## Dataset excerpts:
*****

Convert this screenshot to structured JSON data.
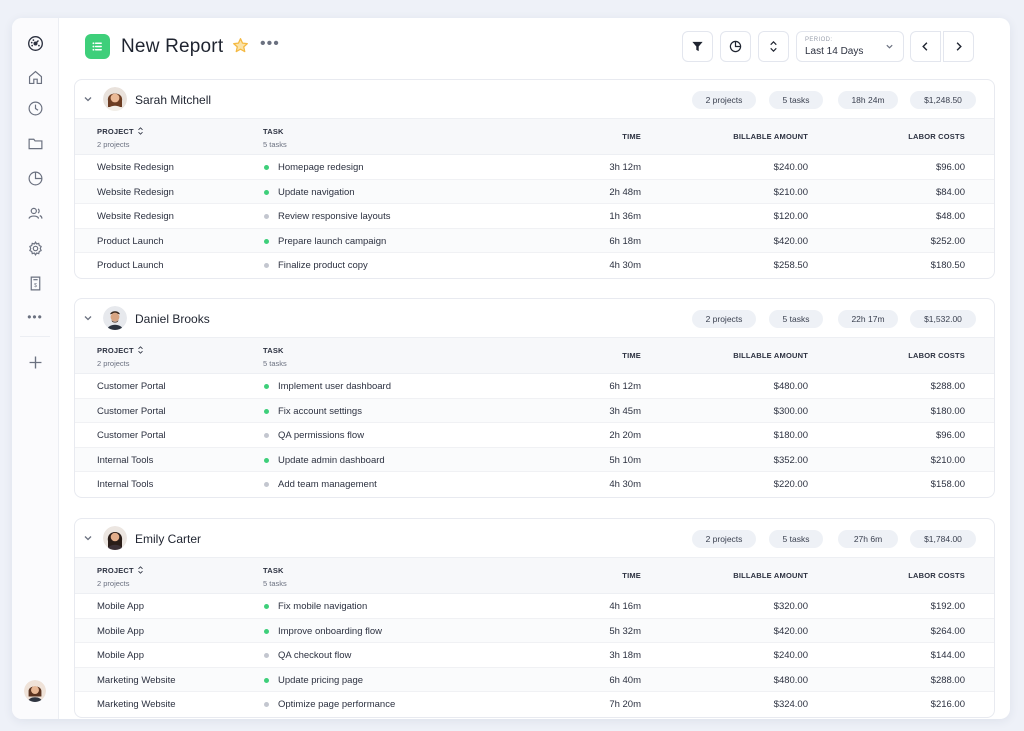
{
  "app": {
    "title": "New Report",
    "more_label": "•••",
    "period_label": "PERIOD:",
    "period_value": "Last 14 Days"
  },
  "colors": {
    "accent_green": "#3ecf7a",
    "status_done": "#3ecf7a",
    "status_pending": "#c3c6cf",
    "star": "#f4b942"
  },
  "sidebar": {
    "items": [
      {
        "icon": "dashboard-icon"
      },
      {
        "icon": "home-icon"
      },
      {
        "icon": "clock-icon"
      },
      {
        "icon": "folder-icon"
      },
      {
        "icon": "pie-chart-icon"
      },
      {
        "icon": "users-icon"
      },
      {
        "icon": "gear-icon"
      },
      {
        "icon": "invoice-icon"
      },
      {
        "icon": "more-icon"
      },
      {
        "icon": "plus-icon"
      }
    ]
  },
  "columns": {
    "project": "PROJECT",
    "task": "TASK",
    "time": "TIME",
    "billable": "BILLABLE AMOUNT",
    "labor": "LABOR COSTS"
  },
  "groups": [
    {
      "name": "Sarah Mitchell",
      "projects_pill": "2 projects",
      "tasks_pill": "5 tasks",
      "time_pill": "18h 24m",
      "amount_pill": "$1,248.50",
      "projects_sub": "2 projects",
      "tasks_sub": "5 tasks",
      "rows": [
        {
          "project": "Website Redesign",
          "task": "Homepage redesign",
          "status": "done",
          "time": "3h 12m",
          "billable": "$240.00",
          "labor": "$96.00"
        },
        {
          "project": "Website Redesign",
          "task": "Update navigation",
          "status": "done",
          "time": "2h 48m",
          "billable": "$210.00",
          "labor": "$84.00"
        },
        {
          "project": "Website Redesign",
          "task": "Review responsive layouts",
          "status": "pending",
          "time": "1h 36m",
          "billable": "$120.00",
          "labor": "$48.00"
        },
        {
          "project": "Product Launch",
          "task": "Prepare launch campaign",
          "status": "done",
          "time": "6h 18m",
          "billable": "$420.00",
          "labor": "$252.00"
        },
        {
          "project": "Product Launch",
          "task": "Finalize product copy",
          "status": "pending",
          "time": "4h 30m",
          "billable": "$258.50",
          "labor": "$180.50"
        }
      ]
    },
    {
      "name": "Daniel Brooks",
      "projects_pill": "2 projects",
      "tasks_pill": "5 tasks",
      "time_pill": "22h 17m",
      "amount_pill": "$1,532.00",
      "projects_sub": "2 projects",
      "tasks_sub": "5 tasks",
      "rows": [
        {
          "project": "Customer Portal",
          "task": "Implement user dashboard",
          "status": "done",
          "time": "6h 12m",
          "billable": "$480.00",
          "labor": "$288.00"
        },
        {
          "project": "Customer Portal",
          "task": "Fix account settings",
          "status": "done",
          "time": "3h 45m",
          "billable": "$300.00",
          "labor": "$180.00"
        },
        {
          "project": "Customer Portal",
          "task": "QA permissions flow",
          "status": "pending",
          "time": "2h 20m",
          "billable": "$180.00",
          "labor": "$96.00"
        },
        {
          "project": "Internal Tools",
          "task": "Update admin dashboard",
          "status": "done",
          "time": "5h 10m",
          "billable": "$352.00",
          "labor": "$210.00"
        },
        {
          "project": "Internal Tools",
          "task": "Add team management",
          "status": "pending",
          "time": "4h 30m",
          "billable": "$220.00",
          "labor": "$158.00"
        }
      ]
    },
    {
      "name": "Emily Carter",
      "projects_pill": "2 projects",
      "tasks_pill": "5 tasks",
      "time_pill": "27h 6m",
      "amount_pill": "$1,784.00",
      "projects_sub": "2 projects",
      "tasks_sub": "5 tasks",
      "rows": [
        {
          "project": "Mobile App",
          "task": "Fix mobile navigation",
          "status": "done",
          "time": "4h 16m",
          "billable": "$320.00",
          "labor": "$192.00"
        },
        {
          "project": "Mobile App",
          "task": "Improve onboarding flow",
          "status": "done",
          "time": "5h 32m",
          "billable": "$420.00",
          "labor": "$264.00"
        },
        {
          "project": "Mobile App",
          "task": "QA checkout flow",
          "status": "pending",
          "time": "3h 18m",
          "billable": "$240.00",
          "labor": "$144.00"
        },
        {
          "project": "Marketing Website",
          "task": "Update pricing page",
          "status": "done",
          "time": "6h 40m",
          "billable": "$480.00",
          "labor": "$288.00"
        },
        {
          "project": "Marketing Website",
          "task": "Optimize page performance",
          "status": "pending",
          "time": "7h 20m",
          "billable": "$324.00",
          "labor": "$216.00"
        }
      ]
    }
  ]
}
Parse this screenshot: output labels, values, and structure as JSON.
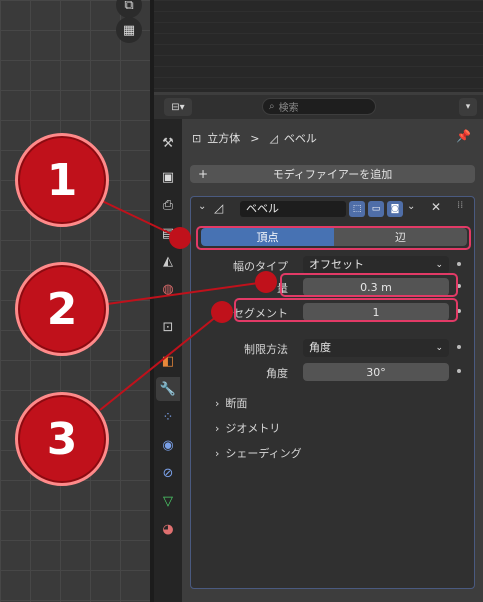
{
  "properties_header": {
    "search_placeholder": "検索",
    "editor_icon": "properties-editor-icon"
  },
  "breadcrumb": {
    "object_name": "立方体",
    "separator": ">",
    "modifier_name": "ベベル"
  },
  "add_modifier_label": "モディファイアーを追加",
  "modifier": {
    "name": "ベベル",
    "affect_options": [
      "頂点",
      "辺"
    ],
    "affect_selected": "頂点",
    "width_type_label": "幅のタイプ",
    "width_type_value": "オフセット",
    "amount_label": "量",
    "amount_value": "0.3 m",
    "segments_label": "セグメント",
    "segments_value": "1",
    "limit_method_label": "制限方法",
    "limit_method_value": "角度",
    "angle_label": "角度",
    "angle_value": "30°",
    "subpanels": [
      "断面",
      "ジオメトリ",
      "シェーディング"
    ]
  },
  "callouts": [
    "1",
    "2",
    "3"
  ],
  "colors": {
    "accent": "#4772b3",
    "highlight": "#e23a66",
    "callout": "#c0111b"
  }
}
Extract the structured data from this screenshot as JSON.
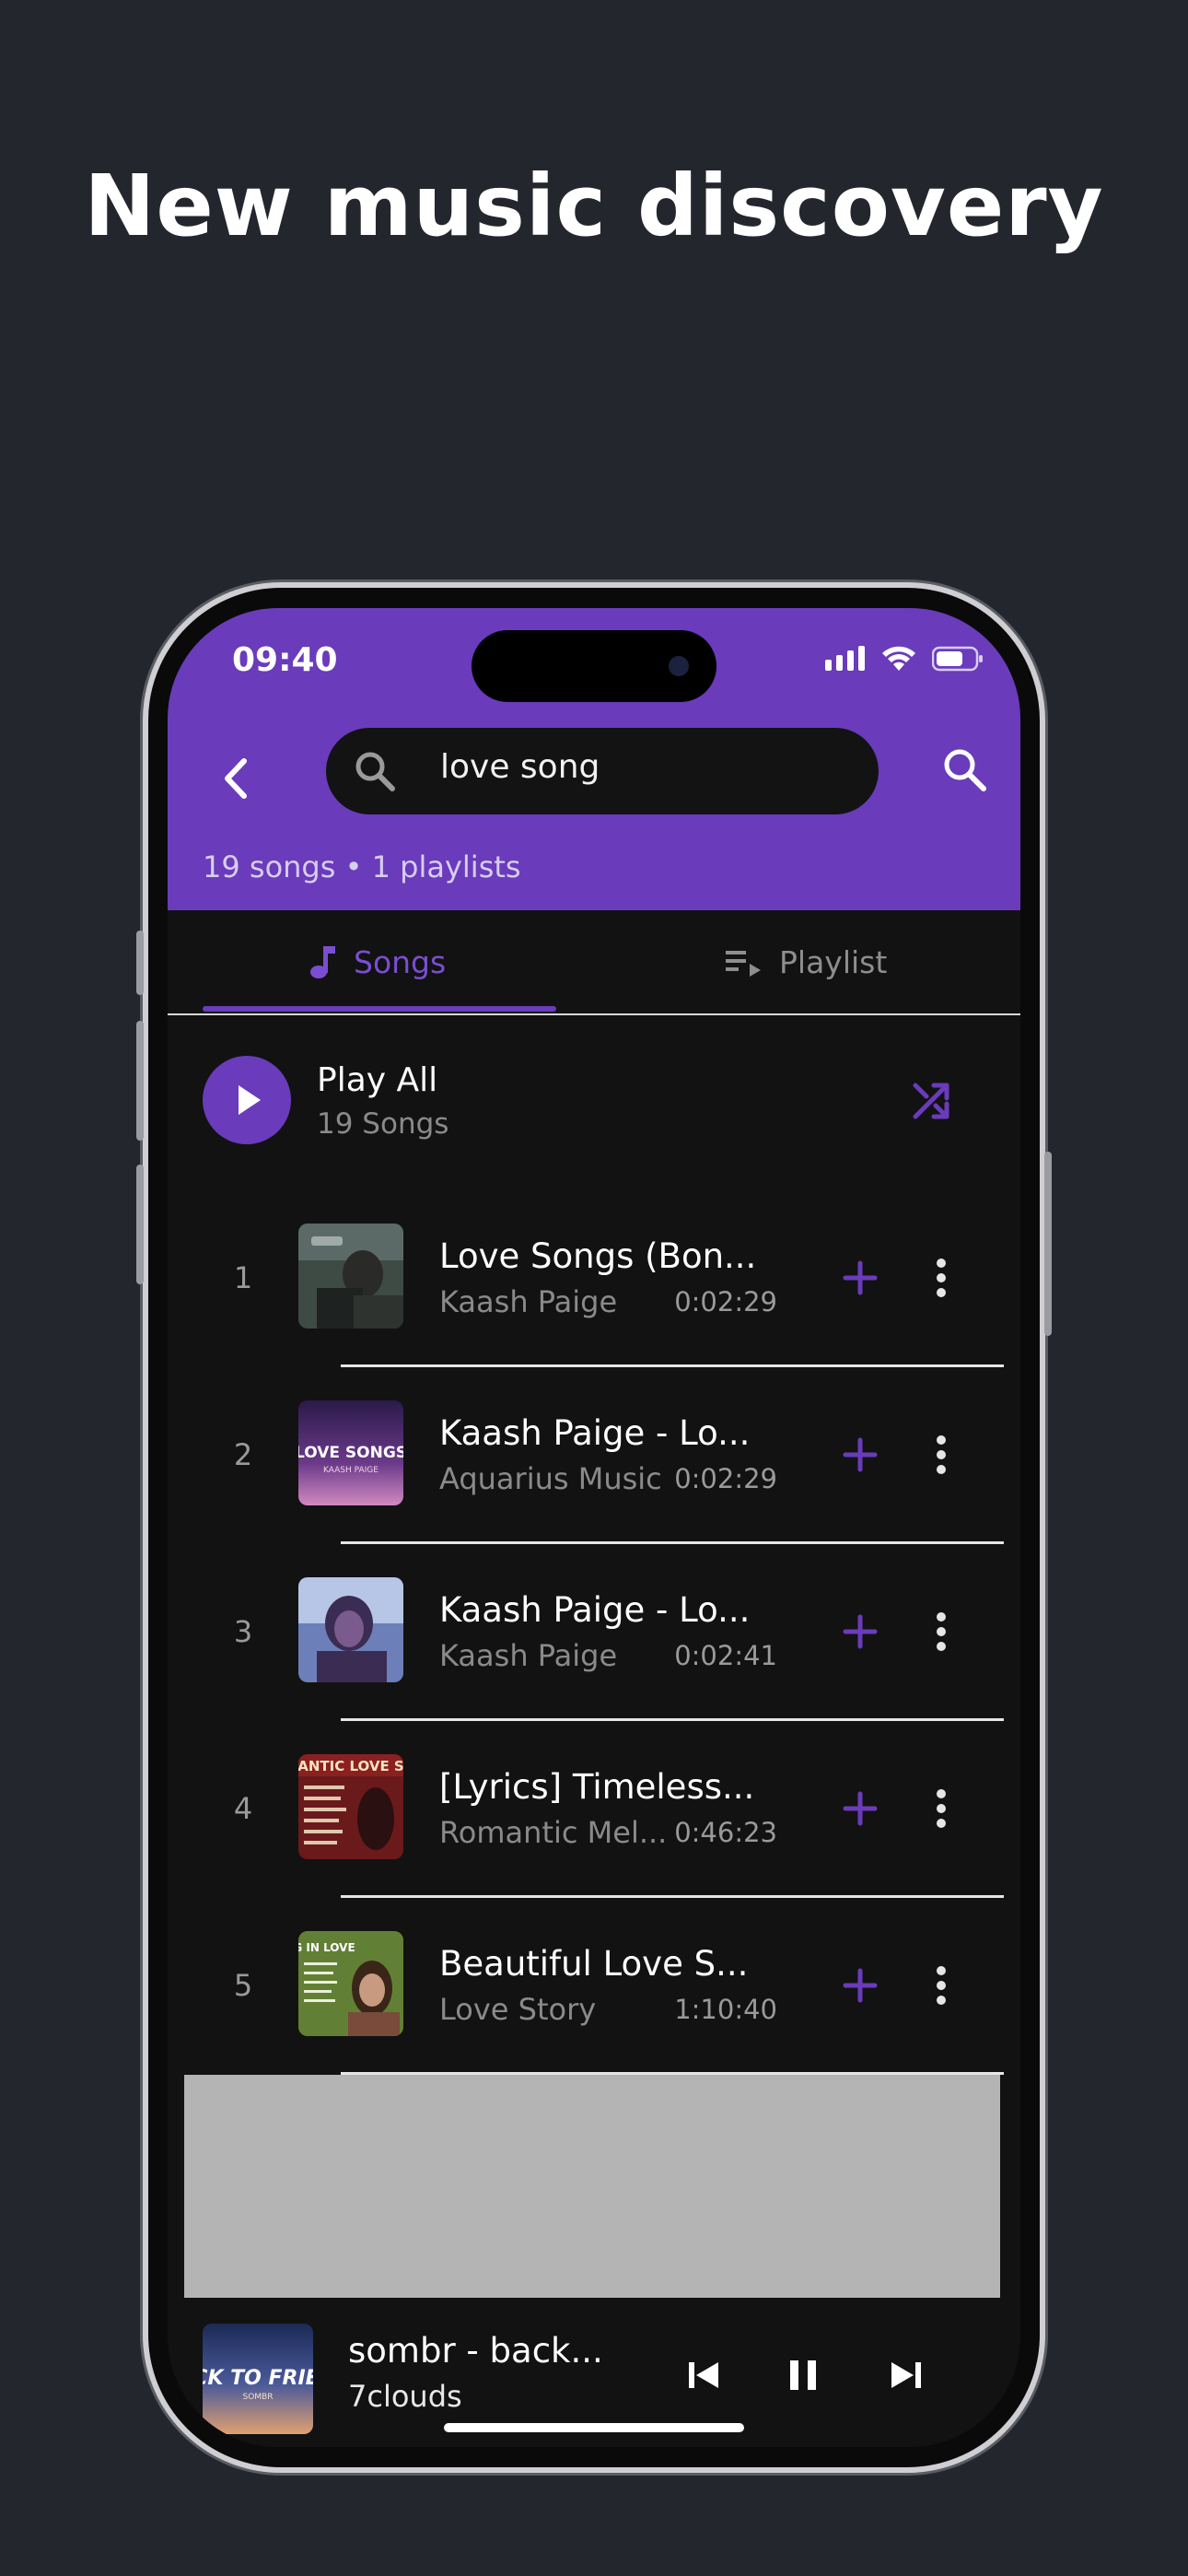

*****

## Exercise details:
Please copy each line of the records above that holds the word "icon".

## Exercise result:
        "icon": "dashboard-icon"
        "icon": "home-icon"
        "icon": "clock-icon"
        "icon": "folder-icon"
        "icon": "pie-chart-icon"
        "icon": "users-icon"
        "icon": "gear-icon"
        "icon": "invoice-icon"
        "icon": "more-icon"
        "icon": "plus-icon"
    "editor_icon": "properties-editor-icon"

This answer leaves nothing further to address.